into the school improvement plan, even though it is an integral and important part of the
- Safeguarding requirements are met because the school has appropriate procedures in place for
checking the suitability of staff, governors and volunteers to work with children.
- The governance of the school:
The governing body is aware of its statutory responsibilities, including for the welfare and
safety of pupils. It has been focused on strengthening the school and securing the school’s
removal from special measures. It has commissioned external consultants to help check on the
school’s progress and the accuracy of its data. It has been committed to filling governor
vacancies and building the capacity of governors through training and professional
development. Members of the governing body are not afraid to challenge the school and ask
searching questions related to provision, pupil outcome data or the implementation of the
school improvement plan.
The governing body ensures that the quality of teaching and the overall performance of staff
is closely aligned to improvements in the performance of individual pupils and groups of
pupils. They have appropriate procedures for rewarding exceptional performance and tackling
underperformance. They also check that expenditure on resources and different initiatives is
providing value for money and check on the use of the pupil premium funding and its impact.
The governing body monitors the take up of extra-curricular provision by those pupils who are
known to be eligible for free school meals.
The governance of the school has had a relentless focus on finding solutions to managing the
provision for deaf pupils on site, which is now working effectively.
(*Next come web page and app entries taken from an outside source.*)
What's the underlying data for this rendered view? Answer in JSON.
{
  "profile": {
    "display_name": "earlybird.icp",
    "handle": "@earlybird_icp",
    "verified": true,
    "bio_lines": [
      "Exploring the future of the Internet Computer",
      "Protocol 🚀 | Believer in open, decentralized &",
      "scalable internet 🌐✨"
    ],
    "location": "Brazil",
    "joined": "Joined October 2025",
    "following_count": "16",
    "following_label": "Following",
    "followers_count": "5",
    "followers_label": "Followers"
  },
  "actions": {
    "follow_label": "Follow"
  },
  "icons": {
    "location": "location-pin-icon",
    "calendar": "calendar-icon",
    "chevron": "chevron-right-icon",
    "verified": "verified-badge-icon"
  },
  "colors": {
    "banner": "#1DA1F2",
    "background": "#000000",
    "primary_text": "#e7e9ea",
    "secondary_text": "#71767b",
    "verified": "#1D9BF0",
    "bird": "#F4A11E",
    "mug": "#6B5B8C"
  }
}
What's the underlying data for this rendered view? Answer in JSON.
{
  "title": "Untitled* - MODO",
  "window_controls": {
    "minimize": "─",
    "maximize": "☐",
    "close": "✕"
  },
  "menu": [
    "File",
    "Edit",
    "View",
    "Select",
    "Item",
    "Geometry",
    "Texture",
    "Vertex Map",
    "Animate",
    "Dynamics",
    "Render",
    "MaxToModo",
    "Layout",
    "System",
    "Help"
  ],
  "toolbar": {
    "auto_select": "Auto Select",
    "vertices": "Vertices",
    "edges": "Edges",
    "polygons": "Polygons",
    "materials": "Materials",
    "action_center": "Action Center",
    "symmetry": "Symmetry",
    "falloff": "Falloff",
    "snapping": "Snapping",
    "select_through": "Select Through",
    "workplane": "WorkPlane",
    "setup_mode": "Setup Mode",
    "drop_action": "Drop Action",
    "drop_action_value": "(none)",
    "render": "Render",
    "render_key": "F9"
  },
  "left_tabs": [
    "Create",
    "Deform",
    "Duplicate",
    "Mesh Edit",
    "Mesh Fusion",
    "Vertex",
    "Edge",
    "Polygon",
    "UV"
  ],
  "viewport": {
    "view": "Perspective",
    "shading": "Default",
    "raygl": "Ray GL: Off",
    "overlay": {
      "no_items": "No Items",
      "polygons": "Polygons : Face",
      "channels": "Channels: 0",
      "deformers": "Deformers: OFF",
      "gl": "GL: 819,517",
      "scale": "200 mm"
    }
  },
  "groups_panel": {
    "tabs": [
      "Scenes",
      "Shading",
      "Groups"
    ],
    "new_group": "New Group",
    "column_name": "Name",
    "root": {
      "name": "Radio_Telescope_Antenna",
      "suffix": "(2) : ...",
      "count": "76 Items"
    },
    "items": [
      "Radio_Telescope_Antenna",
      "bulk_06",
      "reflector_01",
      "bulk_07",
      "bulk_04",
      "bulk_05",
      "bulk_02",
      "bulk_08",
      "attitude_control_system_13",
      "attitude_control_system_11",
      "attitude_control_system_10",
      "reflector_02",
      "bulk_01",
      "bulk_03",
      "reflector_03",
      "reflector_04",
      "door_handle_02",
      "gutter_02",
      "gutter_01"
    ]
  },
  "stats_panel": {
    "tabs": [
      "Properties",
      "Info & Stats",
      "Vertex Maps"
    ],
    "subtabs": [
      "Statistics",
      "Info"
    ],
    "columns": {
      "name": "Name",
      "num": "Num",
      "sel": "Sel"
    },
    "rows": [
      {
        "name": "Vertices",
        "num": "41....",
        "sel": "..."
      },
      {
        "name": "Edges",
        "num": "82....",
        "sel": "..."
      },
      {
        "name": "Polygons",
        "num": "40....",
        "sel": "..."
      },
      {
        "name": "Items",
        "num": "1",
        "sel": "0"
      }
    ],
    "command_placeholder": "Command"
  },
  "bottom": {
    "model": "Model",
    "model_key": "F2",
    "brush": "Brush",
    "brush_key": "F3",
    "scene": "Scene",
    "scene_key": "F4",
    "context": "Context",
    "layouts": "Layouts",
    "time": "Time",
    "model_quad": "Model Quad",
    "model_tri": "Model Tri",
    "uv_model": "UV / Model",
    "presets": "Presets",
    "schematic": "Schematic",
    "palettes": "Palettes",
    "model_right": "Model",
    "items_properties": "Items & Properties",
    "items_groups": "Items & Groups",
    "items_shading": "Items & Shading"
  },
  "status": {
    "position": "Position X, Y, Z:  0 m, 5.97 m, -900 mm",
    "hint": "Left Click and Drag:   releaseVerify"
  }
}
There is good integration
between school staff and staff who are part of the specialist provision. Deaf pupils access the
same range of subjects as other pupils and their learning is closely aligned to that of other
|Inspection report:||Queen Eleanor Primary School, 19–20 March 2013||9 of 11|
What inspection judgements mean
|Grade 1||Outstanding||An outstanding school is highly effective in delivering outcomes |
that provide exceptionally well for all its pupils’ needs. This ensures
that pupils are very well equipped for the next stage of their
education, training or employment.
|Grade 2||Good||A good school is effective in delivering outcomes that provide well |
for all its pupils’ needs. Pupils are well prepared for the next stage
of their education, training or employment.
|Grade 3||Requires |
|A school that requires improvement is not yet a good school, but it |
is not inadequate. This school will receive a full inspection within
24 months from the date of this inspection.
|Grade 4||Inadequate||A school that requires special measures is one where the school is |
failing to give its pupils an acceptable standard of education and
the school’s leaders, managers or governors have not
demonstrated that they have the capacity to secure the necessary
improvement in the school. This school will receive regular
monitoring by Ofsted inspectors.
A school that has serious weaknesses is inadequate overall and
requires significant improvement but leadership and management
are judged to be Grade 3 or better. This school will receive regular
monitoring by Ofsted inspectors.
|Inspection report:||Queen Eleanor Primary School, 19–20 March 2013||10 of 11|
|Unique reference number||121917|
This inspection was carried out under section 8 of the Education Act 2005. The inspection was also
deemed a section 5 inspection under the same Act.
|Type of school||Primary|
|Age range of pupils||4–11|
|Gender of pupils||Mixed|
|Number of pupils on the school roll||241|
|Appropriate authority||The governing body|
|Date of previous school inspection||26 January 2012|
|Telephone number||01604 761200|
|Fax number||01604 761257|